> What is needed: Scan the data below and state how many of its lines contain the word "JSON", giving only the figure.

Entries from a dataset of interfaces
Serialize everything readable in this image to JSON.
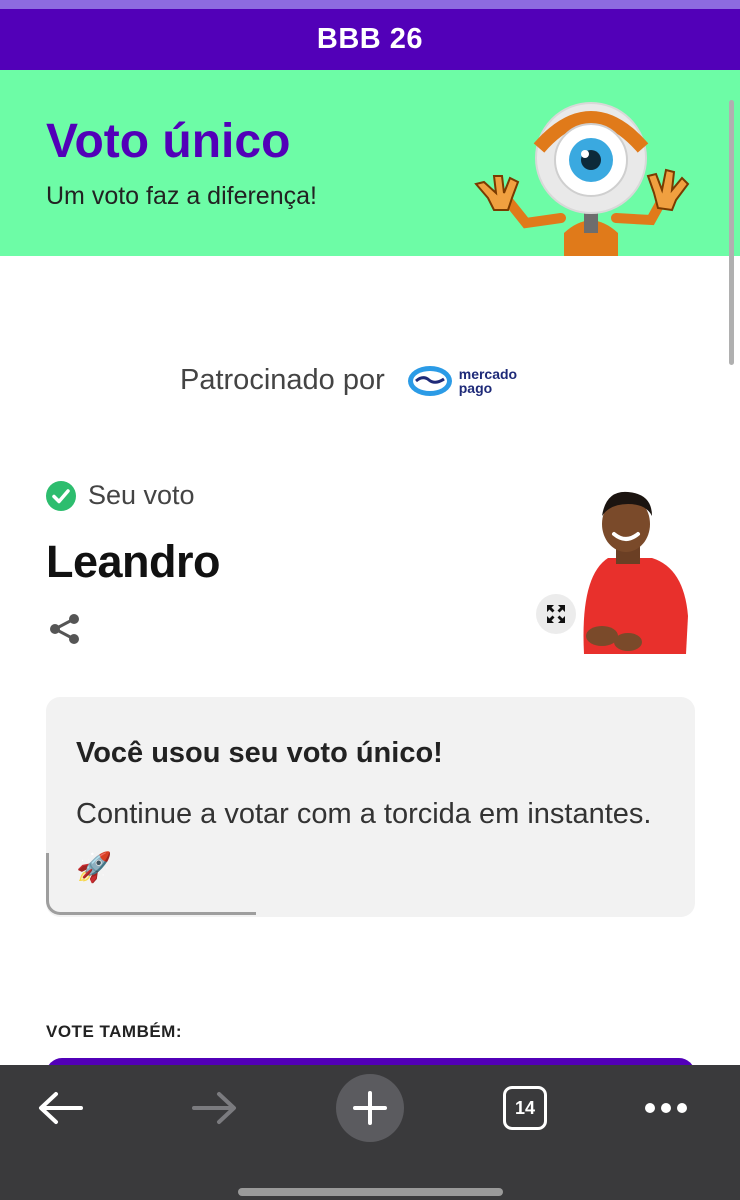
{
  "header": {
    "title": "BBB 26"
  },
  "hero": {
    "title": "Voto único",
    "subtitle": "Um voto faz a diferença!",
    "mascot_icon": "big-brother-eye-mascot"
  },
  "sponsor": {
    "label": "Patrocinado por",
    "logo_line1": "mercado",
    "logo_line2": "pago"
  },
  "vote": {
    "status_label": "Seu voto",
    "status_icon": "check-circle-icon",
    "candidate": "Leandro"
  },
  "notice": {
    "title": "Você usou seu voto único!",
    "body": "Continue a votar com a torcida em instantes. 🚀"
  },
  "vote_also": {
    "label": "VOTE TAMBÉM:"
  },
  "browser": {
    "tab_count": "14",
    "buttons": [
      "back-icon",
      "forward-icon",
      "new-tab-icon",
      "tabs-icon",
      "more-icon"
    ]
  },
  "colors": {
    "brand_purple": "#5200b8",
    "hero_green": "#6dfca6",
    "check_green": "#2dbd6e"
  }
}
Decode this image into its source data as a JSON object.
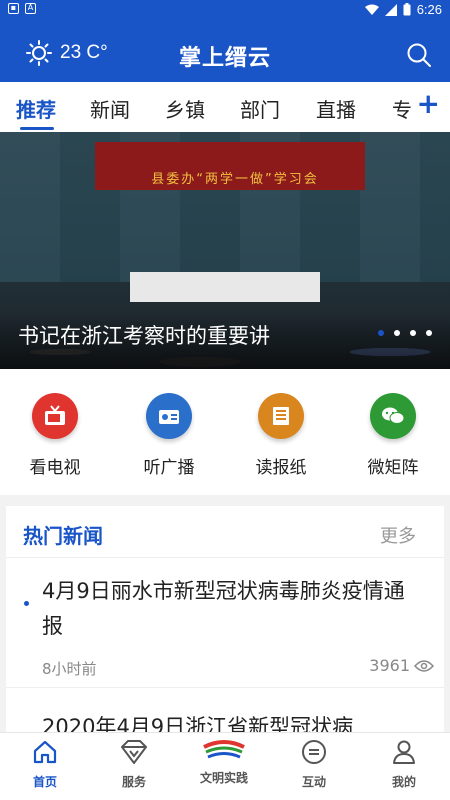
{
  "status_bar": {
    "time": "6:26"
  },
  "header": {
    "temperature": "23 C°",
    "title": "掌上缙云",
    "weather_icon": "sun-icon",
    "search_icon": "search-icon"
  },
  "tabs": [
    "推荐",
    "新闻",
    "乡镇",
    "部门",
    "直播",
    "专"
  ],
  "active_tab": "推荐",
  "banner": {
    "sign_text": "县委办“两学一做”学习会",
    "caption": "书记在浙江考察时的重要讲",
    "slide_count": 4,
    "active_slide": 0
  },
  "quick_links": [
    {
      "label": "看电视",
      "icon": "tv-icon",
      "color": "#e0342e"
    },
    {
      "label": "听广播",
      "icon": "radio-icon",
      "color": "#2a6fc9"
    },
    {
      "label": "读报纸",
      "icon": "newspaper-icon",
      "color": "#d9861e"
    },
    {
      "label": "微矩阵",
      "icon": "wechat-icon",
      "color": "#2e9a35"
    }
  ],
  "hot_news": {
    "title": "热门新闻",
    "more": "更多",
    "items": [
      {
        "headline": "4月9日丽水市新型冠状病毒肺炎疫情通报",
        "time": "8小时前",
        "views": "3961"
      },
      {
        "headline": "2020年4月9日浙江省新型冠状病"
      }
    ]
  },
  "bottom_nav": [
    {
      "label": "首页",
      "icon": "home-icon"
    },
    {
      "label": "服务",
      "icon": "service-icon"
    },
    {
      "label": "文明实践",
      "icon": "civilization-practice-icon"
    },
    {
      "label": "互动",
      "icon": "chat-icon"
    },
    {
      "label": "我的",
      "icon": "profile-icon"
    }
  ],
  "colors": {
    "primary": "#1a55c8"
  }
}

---

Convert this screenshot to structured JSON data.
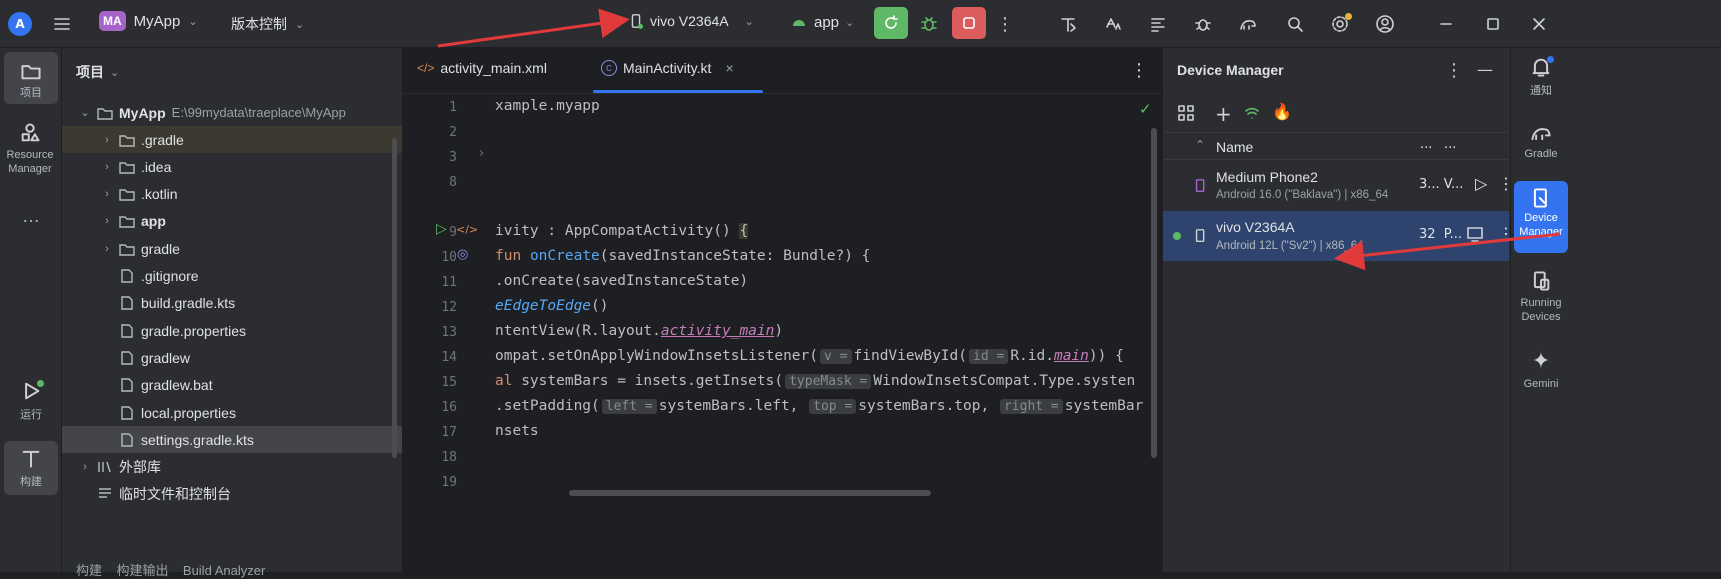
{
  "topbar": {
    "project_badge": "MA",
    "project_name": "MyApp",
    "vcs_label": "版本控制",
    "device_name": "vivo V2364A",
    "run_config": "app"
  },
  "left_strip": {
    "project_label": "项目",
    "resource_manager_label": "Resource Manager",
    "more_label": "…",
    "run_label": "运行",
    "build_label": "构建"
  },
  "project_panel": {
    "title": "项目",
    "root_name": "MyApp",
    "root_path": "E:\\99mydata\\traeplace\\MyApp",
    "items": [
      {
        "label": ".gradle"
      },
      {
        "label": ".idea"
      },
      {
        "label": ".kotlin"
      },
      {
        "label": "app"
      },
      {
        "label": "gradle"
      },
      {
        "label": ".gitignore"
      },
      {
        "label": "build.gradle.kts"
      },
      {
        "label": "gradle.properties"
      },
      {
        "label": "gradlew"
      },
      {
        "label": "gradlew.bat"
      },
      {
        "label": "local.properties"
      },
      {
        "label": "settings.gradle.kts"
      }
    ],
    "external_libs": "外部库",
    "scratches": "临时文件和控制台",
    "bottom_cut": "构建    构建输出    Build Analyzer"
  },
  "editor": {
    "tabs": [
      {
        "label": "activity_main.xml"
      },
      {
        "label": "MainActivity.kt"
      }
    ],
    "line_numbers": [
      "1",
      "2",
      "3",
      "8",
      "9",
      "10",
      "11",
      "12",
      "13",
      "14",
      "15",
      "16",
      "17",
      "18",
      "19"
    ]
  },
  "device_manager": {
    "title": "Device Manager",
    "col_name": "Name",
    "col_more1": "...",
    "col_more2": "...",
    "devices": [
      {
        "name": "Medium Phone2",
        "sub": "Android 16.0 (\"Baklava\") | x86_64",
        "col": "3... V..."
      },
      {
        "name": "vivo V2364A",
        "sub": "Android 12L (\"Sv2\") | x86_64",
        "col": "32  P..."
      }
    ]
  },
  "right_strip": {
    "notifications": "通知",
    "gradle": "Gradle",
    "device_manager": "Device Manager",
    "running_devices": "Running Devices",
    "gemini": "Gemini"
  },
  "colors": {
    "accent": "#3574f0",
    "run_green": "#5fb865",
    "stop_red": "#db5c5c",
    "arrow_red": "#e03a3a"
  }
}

> Written response: 3